Source: L. 94: Entire article added with relocations, p. 779, 2, effective April 27. L. 96: (3) added, p. 1802, 29, effective June 4; (3) amended, p. 1859, 1, effective June 5. L. 2000: (3)(a) amended, p. 520, 6, effective August 2. L. 2004: (1) amended, p. 1636, 41, effective July 1. L. 2006: (3)(b)(II) repealed, p. 611, 39, effective August 7. L. 2015: (4) added, (SB 15-267), ch. 295, p. 1203, 5, effective June 5.

Annotations

ANNOTATION

Law reviews. For comment, School Impact Fees in Colorado: Gone, but Hopefully Not Forgotten, see 70 U. Colo. L. Rev. 257 . For comment, Lessons to be Learned: Taxpayers for Public Education v. Douglas County School District and the Flaws of the Douglas County Choice Scholarship Program, see 96 Denv. L. Rev. 145 (2018).

The public school finance act (Act) features no explicit remedies or enforcement scheme. Taxpayers Pub. Educ. v. Douglas Cnty. Sch., 2015 CO 50, 351 P.3d 461, cert. granted, judgment vacated, and case remanded to the Colorado supreme court for further consideration in light of Trinity Lutheran Church of Columbia, Inc. v. Comer, 582 U.S. , 137 S. Ct. 2012, 198 L. Ed. 2d 551 (2017), U.S. , 137 S. Ct. 2327, 198 L. Ed. 2d 753 (2017).

School age children and their parents are within the class of persons intended to be benefitted by the Act.Taxpayers Pub. Educ. v. Douglas Cnty. Sch., 2015 CO 50, 351 P.3d 461, cert. granted, judgment vacated, and case remanded to the Colorado supreme court for further consideration in light of Trinity Lutheran Church of Columbia, Inc. v. Comer, 582 U.S. , 137 S. Ct. 2012, 198 L. Ed. 2d 551 (2017), U.S. , 137 S. Ct. 2327, 198 L. Ed. 2d 753 (2017).

But nothing in the Act suggests that the general assembly intended to allow private parties to redress violations of the statute in court. Taxpayers Pub. Educ. v. Douglas Cnty. Sch., 2015 CO 50, 351 P.3d 461, cert. granted, judgment vacated, and case remanded to the Colorado supreme court for further consideration in light of Trinity Lutheran Church of Columbia, Inc. v. Comer, 582 U.S. , 137 S. Ct. 2012, 198 L. Ed. 2d 551 (2017), U.S. , 137 S. Ct. 2327, 198 L. Ed. 2d 753 (2017).
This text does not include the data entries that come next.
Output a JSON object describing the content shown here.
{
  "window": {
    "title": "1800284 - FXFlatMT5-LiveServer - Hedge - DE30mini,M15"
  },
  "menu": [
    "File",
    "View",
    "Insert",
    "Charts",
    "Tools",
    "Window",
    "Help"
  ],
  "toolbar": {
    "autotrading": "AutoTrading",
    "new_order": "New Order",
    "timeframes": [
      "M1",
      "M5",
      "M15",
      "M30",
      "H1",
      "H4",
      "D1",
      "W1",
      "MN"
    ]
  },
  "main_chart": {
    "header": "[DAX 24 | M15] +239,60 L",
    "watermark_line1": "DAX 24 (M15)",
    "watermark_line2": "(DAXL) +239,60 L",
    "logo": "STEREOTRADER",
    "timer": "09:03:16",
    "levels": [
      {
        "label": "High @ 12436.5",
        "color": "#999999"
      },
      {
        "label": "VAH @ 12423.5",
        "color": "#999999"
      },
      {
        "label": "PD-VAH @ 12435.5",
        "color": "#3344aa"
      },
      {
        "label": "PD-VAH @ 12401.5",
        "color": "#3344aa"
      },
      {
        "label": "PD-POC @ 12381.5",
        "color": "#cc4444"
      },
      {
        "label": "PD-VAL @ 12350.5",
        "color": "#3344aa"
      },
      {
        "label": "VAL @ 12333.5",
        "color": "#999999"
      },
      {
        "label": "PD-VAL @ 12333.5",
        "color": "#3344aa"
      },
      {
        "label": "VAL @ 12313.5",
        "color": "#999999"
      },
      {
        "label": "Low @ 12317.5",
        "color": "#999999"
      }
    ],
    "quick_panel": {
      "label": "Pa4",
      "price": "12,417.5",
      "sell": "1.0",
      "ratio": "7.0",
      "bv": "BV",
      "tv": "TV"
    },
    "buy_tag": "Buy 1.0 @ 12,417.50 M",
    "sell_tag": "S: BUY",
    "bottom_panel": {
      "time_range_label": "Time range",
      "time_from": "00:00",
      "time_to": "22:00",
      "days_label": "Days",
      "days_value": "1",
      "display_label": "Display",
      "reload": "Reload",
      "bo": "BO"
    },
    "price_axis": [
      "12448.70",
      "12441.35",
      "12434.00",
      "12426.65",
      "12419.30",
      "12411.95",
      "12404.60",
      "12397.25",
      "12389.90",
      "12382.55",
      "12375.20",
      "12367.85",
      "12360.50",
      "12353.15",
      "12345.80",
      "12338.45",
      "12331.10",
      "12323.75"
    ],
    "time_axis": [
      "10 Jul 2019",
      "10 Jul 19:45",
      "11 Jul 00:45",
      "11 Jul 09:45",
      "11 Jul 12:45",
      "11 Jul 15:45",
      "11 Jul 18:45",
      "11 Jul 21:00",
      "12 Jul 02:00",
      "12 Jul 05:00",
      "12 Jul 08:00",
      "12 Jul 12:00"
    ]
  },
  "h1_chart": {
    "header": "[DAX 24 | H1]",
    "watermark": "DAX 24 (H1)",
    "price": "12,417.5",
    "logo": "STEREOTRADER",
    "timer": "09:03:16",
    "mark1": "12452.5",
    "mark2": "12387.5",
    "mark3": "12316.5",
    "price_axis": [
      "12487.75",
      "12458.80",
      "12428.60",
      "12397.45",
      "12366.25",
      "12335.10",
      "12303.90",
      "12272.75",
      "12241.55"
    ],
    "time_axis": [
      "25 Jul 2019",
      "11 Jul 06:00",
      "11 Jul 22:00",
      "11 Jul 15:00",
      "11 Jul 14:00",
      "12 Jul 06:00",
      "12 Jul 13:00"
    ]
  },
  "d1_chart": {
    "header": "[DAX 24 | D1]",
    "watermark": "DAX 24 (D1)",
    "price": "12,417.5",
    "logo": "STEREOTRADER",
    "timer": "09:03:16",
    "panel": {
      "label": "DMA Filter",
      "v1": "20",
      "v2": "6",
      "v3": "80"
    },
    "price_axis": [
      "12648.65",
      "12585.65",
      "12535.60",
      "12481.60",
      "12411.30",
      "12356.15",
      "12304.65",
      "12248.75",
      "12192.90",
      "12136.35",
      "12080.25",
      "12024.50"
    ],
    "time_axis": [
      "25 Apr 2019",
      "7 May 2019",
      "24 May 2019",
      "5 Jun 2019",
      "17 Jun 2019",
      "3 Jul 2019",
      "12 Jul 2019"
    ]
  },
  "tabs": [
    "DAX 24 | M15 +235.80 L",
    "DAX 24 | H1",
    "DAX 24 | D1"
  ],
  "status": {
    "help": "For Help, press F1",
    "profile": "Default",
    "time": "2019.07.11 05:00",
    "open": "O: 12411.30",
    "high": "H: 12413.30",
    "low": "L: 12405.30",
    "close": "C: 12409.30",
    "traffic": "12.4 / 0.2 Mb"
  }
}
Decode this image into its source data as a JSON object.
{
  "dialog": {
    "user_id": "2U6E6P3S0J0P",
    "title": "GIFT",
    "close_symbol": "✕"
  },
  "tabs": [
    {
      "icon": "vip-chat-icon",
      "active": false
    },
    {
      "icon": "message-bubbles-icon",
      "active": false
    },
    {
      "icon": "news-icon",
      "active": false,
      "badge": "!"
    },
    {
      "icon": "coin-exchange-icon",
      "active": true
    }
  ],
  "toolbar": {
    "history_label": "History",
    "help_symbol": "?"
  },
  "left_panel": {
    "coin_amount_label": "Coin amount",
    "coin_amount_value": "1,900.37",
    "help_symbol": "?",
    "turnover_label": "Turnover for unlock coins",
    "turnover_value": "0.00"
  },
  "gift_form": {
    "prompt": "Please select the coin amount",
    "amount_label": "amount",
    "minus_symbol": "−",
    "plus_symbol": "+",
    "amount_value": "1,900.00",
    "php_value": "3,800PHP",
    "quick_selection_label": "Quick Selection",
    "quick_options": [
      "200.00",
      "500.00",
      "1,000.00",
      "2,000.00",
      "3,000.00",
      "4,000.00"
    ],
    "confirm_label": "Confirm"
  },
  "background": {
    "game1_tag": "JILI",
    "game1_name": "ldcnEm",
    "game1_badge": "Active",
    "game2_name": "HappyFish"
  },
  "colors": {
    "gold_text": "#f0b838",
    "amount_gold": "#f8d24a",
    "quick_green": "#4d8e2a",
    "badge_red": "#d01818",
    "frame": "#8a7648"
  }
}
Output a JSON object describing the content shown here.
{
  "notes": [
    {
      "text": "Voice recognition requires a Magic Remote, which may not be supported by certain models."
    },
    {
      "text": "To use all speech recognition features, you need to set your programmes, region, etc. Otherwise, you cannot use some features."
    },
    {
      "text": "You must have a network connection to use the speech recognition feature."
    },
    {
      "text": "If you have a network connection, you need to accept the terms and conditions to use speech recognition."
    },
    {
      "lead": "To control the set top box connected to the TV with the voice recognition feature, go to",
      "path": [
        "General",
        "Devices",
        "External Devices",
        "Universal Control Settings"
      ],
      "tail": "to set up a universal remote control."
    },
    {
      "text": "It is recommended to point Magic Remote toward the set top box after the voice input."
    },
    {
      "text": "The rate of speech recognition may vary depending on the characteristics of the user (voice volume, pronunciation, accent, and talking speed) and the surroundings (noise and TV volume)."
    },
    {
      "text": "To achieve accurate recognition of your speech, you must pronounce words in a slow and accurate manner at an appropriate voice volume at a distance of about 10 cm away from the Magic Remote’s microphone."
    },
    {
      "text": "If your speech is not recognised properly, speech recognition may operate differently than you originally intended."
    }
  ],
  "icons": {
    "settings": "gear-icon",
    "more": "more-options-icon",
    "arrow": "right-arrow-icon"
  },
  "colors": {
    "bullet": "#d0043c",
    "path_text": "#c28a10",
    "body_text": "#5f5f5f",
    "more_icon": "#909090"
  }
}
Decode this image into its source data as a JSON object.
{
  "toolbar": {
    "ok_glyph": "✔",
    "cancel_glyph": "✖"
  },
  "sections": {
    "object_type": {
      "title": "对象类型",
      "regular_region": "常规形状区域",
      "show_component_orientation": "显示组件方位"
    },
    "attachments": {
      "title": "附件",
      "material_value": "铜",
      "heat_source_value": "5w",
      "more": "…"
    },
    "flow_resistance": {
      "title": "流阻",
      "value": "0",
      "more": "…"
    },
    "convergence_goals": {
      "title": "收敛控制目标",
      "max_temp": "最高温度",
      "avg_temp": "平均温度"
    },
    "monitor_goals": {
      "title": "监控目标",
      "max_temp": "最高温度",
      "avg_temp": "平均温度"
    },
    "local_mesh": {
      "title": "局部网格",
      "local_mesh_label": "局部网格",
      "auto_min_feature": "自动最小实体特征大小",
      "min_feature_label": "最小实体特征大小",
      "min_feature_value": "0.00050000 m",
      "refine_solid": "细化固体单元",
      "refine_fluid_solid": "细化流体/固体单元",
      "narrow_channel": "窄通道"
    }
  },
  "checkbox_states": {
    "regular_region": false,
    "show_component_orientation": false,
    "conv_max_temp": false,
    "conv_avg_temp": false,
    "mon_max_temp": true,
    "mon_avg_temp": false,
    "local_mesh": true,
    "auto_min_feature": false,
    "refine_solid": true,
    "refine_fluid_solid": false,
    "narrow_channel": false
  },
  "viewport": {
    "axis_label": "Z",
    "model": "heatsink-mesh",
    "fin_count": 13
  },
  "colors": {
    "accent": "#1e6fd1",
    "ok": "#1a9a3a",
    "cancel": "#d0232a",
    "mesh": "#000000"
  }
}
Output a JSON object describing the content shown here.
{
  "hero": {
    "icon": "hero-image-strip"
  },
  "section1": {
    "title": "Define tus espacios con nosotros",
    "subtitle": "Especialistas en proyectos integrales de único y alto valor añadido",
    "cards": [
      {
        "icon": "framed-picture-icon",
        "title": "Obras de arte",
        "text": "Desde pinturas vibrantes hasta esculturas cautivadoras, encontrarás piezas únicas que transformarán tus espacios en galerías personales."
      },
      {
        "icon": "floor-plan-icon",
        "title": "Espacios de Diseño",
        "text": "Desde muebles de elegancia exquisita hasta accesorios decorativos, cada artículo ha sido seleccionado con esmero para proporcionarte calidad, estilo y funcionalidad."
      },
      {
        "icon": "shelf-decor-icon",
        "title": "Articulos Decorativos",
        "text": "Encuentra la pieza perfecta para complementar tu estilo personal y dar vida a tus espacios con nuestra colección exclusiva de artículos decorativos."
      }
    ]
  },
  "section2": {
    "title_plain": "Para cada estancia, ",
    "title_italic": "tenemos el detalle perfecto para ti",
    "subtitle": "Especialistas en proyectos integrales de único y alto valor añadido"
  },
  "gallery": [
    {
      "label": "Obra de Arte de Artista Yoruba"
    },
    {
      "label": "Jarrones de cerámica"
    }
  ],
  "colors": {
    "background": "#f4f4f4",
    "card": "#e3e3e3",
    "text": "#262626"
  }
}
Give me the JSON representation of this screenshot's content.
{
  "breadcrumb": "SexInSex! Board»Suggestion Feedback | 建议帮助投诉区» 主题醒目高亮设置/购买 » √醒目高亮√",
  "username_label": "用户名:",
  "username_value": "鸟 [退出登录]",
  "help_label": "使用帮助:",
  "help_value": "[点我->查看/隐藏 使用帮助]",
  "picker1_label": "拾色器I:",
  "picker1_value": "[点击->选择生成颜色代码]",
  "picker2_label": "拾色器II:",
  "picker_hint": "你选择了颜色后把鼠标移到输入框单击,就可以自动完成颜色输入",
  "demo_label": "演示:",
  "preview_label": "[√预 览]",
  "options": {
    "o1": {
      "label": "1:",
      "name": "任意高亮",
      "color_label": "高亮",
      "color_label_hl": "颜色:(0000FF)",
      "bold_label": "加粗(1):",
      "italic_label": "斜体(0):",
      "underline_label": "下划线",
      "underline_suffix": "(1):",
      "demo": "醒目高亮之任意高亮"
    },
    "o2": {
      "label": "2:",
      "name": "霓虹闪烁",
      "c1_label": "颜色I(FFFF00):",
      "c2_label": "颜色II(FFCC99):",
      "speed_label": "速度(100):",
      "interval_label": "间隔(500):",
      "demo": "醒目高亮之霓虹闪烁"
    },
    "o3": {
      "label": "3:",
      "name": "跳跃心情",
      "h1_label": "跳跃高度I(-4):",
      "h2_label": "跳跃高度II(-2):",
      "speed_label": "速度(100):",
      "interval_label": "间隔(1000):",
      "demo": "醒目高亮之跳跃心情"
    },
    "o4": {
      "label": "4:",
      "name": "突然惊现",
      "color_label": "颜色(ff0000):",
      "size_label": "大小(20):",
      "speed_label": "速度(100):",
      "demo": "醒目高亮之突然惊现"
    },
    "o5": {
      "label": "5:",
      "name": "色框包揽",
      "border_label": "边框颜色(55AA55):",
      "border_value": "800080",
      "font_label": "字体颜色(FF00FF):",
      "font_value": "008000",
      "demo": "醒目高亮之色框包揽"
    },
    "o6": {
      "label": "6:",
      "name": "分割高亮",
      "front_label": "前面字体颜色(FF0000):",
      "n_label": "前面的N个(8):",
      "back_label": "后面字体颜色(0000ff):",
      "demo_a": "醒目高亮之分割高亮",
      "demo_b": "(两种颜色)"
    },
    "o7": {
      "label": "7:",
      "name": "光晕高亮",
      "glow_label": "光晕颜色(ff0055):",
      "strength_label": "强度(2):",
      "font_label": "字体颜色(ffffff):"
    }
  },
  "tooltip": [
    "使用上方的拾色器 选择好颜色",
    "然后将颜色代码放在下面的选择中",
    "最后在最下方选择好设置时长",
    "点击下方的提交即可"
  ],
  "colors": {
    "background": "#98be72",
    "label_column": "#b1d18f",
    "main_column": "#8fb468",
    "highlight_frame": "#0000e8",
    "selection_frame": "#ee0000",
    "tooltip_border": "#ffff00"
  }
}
The Act manifests the general assemblys intent that the state board, not private citizens, be responsible for ensuring its lawful implementation. Taxpayers Pub. Educ. v. Douglas Cnty. Sch., 2015 CO 50, 351 P.3d 461, cert. granted, judgment vacated, and case remanded to the Colorado supreme court for further consideration in light of Trinity Lutheran Church of Columbia, Inc. v. Comer, 582 U.S. , 137 S. Ct. 2012, 198 L. Ed. 2d 551 (2017), U.S. , 137 S. Ct. 2327, 198 L. Ed. 2d 753 (2017).

Private citizens and taxpayers lack standing, therefore, to challenge a school districts scholarship program under the Act.Taxpayers Pub. Educ. v. Douglas Cnty. Sch., 2015 CO 50, 351 P.3d 461, cert. granted, judgment vacated, and case remanded to the Colorado supreme court for further consideration in light of Trinity Lutheran Church of Columbia, Inc. v. Comer, 582 U.S. , 137 S. Ct. 2012, 198 L. Ed. 2d 551 (2017), U.S. , 137 S. Ct. 2327, 198 L. Ed. 2d 753 (2017).

The legislatures recognition in subsection (3) that authorized local sources of revenue may be used to fund capital construction projects constitutes a clarification of existing law rather than a modification thereof and shall be given effect. County Commrs of Douglas County v. Bainbridge, 929 P.2d 691 (Colo. 1996).

Voluntary contributions may be made for schools, either through an enforceable agreement entered into before July 1, 1996, or with a contribution to be made before December 31, 1997. County Commrs of Douglas County v. Bainbridge, 929 P.2d 691 (Colo. 1996).